ROCK(ish) 2021 goes all virtual
One of the highlights of a “normal” ROCK youth retreat is a time set aside for “Dish with the Bish,” a kind of “ask me anything” forum that always delights, informs, and provides insights into how young people’s lives are impacted by society today.
This year’s ROCK, of course, was anything but normal. Due to the pandemic, ROCK was not held in person in Ocean City, Md. Instead, like so much else in the past 11 months, it went virtual. More than 1,000 people tuned in to ROCK(ish) 2021 via Zoom Feb. 5 which featured a 30-minute session with Bishop LaTrelle Easterling answering questions.
One of the first questions to the bishop was, “How have you coped with COVID-19?”
Bishop Easterling said that some of the good things about the pandemic have been being able to spend more time with her family, spending lots of time in prayer, and catching up on her reading and writing. However, she knows that these past months have been tough.
“What I have said to clergy, what I have said to my staff, what I say to myself every day, is ‘it’s okay to say, we’re not okay,’” she said. “It’s okay to tell the truth about what we’re feeling. God is big enough – God’s shoulders are big enough – God’s heart is loving enough to hear our truth.”
The bishop said that, yes, it has been hard, but it’s also been a time of strengthening her faith.
“No matter what,” she said, “God is with us,” enunciating those last words clearly for emphasis.
One of the ways that Bishop Easterling knows we’ll get through the pandemic is because people of faith have made it before.
“It may not have been with COVID-19,” the bishop said, “it may not have been this exact nature, but we’ve come through difficulty before. Knowing that those who have gone before us made it, that, yes, ‘weeping may endure for a night’ and the night may seem really, really long, but ‘joy does come in the morning;’ the sun will rise – s.u.n. – because the Son – S.o.n. – is always with us.”
One person asked the bishop when she thought things would return to normal in the church and in society. The bishop was clear that she expects a “new normal” to emerge, one that is better than the “old normal.”
“If we’re really honest, ‘normal’ wasn’t really that ‘normal,’ anyway,” said Bishop Easterling. “We’re never going to go back. But as we move forward, they’ll be some things that will change in our lives, things that, because of new ways of being together, new ways of experiencing church, new ways of connecting with each other – I pray we take some of those things out of this ‘COVID cave’ when we’ve come out.
“And I hope we’re better,” the bishop continued. “I hope we’ve missed one another so much that when we see one another, we stop judging each other by our skin color, stop judging each other by our weight, stop judging each other by our language, stop judging each other by our able-ism – I hope we’ve missed each other so much that all we’re able to do is love one another.”
Another person asked Bishop Easterling what she considered to be an “amazing” question: how teenagers can serve in the church right now.
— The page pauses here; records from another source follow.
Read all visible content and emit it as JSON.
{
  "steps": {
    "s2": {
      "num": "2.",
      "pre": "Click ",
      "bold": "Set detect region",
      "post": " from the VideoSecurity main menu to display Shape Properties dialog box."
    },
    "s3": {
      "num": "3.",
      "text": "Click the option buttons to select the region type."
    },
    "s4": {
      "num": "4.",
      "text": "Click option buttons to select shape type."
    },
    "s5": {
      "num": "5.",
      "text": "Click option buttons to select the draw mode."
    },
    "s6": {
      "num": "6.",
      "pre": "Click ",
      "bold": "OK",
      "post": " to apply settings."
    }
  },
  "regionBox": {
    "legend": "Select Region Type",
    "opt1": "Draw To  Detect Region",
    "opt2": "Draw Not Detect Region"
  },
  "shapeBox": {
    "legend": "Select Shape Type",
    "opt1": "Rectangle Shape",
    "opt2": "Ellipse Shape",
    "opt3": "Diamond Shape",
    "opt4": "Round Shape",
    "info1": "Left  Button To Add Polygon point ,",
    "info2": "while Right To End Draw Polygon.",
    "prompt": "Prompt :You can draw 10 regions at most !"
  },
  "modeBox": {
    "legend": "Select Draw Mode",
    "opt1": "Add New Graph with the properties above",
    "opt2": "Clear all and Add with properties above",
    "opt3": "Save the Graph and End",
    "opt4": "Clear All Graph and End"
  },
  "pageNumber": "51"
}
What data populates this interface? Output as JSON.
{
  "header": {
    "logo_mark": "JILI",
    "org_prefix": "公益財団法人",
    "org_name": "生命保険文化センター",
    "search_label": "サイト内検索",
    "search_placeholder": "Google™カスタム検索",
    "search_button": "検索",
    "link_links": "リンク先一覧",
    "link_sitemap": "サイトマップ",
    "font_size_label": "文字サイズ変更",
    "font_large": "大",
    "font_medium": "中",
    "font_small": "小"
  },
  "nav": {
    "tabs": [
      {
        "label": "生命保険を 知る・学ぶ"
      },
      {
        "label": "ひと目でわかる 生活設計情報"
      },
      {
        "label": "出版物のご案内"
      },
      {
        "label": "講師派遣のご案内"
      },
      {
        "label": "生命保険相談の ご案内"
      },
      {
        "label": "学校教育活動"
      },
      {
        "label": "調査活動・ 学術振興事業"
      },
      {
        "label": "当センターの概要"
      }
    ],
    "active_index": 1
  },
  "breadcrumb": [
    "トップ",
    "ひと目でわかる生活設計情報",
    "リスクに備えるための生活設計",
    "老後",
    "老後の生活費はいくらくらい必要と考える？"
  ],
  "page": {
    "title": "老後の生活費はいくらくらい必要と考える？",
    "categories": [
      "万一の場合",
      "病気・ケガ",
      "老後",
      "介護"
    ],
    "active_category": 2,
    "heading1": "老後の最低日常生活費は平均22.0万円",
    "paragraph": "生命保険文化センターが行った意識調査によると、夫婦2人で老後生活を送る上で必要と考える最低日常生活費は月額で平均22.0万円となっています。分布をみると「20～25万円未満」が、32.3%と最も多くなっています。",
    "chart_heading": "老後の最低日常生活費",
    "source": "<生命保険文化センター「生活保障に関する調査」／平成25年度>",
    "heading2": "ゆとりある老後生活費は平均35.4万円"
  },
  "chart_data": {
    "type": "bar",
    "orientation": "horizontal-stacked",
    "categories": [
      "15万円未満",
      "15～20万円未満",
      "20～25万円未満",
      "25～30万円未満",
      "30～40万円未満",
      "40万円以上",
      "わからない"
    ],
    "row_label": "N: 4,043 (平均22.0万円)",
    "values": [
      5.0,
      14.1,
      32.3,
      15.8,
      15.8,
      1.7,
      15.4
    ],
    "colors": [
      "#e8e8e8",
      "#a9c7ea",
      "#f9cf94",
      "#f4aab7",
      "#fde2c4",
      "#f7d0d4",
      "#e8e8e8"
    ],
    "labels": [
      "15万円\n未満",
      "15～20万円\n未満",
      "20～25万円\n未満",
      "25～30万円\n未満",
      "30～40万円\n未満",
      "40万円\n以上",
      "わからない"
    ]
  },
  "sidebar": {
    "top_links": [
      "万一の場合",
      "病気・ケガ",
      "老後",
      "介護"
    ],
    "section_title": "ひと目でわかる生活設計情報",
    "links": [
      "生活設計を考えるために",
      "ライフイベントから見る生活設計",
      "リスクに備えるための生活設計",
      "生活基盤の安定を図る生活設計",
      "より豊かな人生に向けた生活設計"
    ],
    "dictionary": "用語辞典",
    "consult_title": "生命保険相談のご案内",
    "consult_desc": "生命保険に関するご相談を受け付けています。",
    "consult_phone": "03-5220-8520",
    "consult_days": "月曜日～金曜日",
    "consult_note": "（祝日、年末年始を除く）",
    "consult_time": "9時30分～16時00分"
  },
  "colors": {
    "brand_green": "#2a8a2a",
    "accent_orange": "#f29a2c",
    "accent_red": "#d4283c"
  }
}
“Because so much worship is happening virtually,” she said, “because our homes have become production studios, what an awesome time for everyone to play a greater role in our services.”
Bishop Easterling noted that she’s told her pastors and worship leaders throughout the Baltimore-Washington Conference not to shoot for perfect production qualities, “you know, Broadway-style productions,” she said. “I pray that with all the fits and starts, the kinks and problems that one runs into, that we let everyone have an opportunity to be a part of worship. It doesn’t have to be perfect. All it has to be is Spirit-filled.”
On a more personal note, someone asked the bishop what to do if they don’t feel comfortable in their own bodies. The bishop’s advice: No one is perfect; stop comparing yourself to others; and avoid negative self-talk.
“Beloved, I am on this journey with you,” Bishop Easterling said. “Let me tell you something: I can get 25 letters that say, ‘bishop, you did that thing; that was wonderful,’ and I can get one (letter) that says, ‘umm, I didn’t like that.’ I have to pull myself away from the one and center myself back in something positive. I’m not telling you something I don’t know; I’m telling you what I do know.”
Other topics included whether pineapple belongs on pizza (“don’t ruin my pizza with pineapple,” she said, “give me sausage, pepperoni, and extra cheese”); if she still likes Tom Brady, who used to play quarterback for the New England Patriots (the bishop is an avid fan of this team) but who now plays for the Tampa Bay Buccaneers and who were playing in the Super Bowl (“I’m mad at him, but you know what? I’ve had to forgive him; say that he had the right to do with his career what he wanted”); and that her life Scripture is Jeremiah 12:5 (“If you have raced with people and are worn out, how will you compete with horses? If you fall down in an open field, how will you survive in the forest along the Jordan?”).
The bishop closed her time with ROCK(ish) by answering the question, “what is one thing you know now that you wish you knew as a youth?”
“To know that better was coming; I wish I had more of that confidence back then,” she said, “and had been better able to just breathe and be comfortable with myself, where I was, what I was doing, trusting in the future that God had planned for me.”
On Saturday, Feb. 6, multiple workshops offered participants opportunities to learn about and discuss racism, human rights, mental health, life after high school, and faith in the time of COVID. Links to these Zoom recordings will be posted on the BWC’s ROCK webpage.